How to complete this task –
From the listing below, extract every line in which the word "image" appears.

Data extracts –
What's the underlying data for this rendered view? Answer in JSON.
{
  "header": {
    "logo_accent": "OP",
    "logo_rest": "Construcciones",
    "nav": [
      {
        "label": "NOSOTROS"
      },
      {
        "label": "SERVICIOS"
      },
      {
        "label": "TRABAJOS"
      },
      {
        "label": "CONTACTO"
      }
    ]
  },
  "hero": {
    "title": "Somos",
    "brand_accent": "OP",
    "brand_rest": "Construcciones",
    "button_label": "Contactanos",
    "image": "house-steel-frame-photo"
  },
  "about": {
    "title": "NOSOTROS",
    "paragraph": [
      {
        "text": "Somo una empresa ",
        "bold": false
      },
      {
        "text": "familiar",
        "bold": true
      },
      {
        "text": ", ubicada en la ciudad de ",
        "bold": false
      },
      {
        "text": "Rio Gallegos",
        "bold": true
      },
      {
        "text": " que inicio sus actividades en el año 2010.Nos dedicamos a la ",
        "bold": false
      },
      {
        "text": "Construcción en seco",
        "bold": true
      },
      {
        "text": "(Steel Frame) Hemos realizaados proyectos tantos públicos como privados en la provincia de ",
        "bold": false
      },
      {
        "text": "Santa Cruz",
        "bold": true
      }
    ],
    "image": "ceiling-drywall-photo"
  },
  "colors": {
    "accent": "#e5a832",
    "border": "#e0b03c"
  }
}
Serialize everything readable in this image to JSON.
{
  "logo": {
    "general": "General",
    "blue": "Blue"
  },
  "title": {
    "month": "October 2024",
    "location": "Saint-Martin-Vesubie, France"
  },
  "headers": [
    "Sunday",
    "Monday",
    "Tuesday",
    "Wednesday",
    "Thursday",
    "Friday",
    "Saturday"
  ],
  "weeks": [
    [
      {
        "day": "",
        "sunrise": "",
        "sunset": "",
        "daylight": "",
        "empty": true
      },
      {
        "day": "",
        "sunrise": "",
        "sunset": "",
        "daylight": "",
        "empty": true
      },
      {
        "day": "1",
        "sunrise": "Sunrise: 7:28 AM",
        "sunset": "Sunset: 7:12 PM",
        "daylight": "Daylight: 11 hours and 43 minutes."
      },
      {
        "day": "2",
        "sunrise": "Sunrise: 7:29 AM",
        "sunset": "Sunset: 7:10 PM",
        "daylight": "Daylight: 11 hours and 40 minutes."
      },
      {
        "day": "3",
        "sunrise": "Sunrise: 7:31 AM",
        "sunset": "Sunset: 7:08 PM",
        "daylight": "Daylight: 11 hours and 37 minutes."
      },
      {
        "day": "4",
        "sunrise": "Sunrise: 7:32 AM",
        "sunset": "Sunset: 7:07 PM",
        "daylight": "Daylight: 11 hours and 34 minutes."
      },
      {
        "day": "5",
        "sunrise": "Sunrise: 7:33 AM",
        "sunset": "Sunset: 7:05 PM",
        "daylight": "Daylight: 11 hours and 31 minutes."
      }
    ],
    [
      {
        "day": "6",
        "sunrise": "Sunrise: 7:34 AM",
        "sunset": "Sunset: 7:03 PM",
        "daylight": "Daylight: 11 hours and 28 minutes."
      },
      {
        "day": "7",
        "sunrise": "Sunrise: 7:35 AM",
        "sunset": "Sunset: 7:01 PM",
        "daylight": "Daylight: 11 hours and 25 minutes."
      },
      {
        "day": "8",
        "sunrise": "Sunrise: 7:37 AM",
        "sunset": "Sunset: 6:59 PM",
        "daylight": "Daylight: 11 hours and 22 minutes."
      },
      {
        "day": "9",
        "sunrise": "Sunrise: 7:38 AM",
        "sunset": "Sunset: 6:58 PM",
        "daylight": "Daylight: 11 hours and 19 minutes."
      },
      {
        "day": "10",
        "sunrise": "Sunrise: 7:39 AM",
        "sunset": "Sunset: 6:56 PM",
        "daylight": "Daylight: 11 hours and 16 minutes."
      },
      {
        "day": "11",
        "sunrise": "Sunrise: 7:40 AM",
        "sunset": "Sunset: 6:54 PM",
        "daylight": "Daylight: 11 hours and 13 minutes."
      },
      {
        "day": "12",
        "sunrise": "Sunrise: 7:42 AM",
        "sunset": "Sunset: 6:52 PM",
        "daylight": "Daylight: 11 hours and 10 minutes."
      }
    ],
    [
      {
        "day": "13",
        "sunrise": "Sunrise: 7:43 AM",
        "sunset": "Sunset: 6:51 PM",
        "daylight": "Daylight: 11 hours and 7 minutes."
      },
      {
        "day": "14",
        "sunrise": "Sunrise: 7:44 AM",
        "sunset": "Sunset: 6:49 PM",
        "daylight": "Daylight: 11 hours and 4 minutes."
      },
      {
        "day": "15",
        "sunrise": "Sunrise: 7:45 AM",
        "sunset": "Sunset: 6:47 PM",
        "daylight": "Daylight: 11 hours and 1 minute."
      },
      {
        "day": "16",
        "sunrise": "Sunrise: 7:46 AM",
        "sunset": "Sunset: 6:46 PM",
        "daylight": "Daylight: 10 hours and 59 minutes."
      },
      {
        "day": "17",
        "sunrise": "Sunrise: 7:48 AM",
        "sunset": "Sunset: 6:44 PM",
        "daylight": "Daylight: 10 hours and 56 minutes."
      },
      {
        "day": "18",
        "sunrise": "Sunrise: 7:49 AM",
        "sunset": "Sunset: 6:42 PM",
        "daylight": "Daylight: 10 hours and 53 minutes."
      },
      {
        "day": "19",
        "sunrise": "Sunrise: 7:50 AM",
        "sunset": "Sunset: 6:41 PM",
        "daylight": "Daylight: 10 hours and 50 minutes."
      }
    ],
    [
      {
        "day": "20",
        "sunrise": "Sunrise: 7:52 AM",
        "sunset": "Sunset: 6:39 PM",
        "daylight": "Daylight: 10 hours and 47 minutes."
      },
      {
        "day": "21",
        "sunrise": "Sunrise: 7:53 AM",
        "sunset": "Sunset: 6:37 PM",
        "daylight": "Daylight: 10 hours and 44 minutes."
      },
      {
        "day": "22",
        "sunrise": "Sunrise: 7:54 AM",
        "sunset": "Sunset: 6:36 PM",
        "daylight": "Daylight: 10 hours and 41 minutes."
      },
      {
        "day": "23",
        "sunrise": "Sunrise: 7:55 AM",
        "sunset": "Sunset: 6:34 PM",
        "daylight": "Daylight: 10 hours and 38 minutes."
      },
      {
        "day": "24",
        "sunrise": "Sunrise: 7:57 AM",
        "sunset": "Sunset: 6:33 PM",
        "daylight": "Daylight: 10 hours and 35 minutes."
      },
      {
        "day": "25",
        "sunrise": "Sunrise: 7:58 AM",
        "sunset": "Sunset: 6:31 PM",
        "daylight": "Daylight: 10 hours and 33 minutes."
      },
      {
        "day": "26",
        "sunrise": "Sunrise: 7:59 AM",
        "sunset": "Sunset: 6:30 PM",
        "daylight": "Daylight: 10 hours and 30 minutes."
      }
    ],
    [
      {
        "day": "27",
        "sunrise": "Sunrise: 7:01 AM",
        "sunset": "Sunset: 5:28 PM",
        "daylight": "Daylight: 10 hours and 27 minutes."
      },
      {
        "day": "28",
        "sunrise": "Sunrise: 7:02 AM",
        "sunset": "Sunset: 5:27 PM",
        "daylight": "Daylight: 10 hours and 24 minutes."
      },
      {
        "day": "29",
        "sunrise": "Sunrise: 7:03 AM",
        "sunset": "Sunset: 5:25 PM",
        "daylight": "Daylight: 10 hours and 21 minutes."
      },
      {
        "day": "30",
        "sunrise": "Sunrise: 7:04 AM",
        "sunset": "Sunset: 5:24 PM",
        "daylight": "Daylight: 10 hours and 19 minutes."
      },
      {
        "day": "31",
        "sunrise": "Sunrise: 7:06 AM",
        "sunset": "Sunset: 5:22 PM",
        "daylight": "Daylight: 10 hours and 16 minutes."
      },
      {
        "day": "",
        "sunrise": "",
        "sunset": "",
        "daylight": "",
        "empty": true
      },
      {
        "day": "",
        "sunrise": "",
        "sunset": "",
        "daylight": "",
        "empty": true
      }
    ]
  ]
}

Solution to the exercise –
    "image": "house-steel-frame-photo"
    "image": "ceiling-drywall-photo"
Serialize everything readable in this image to JSON.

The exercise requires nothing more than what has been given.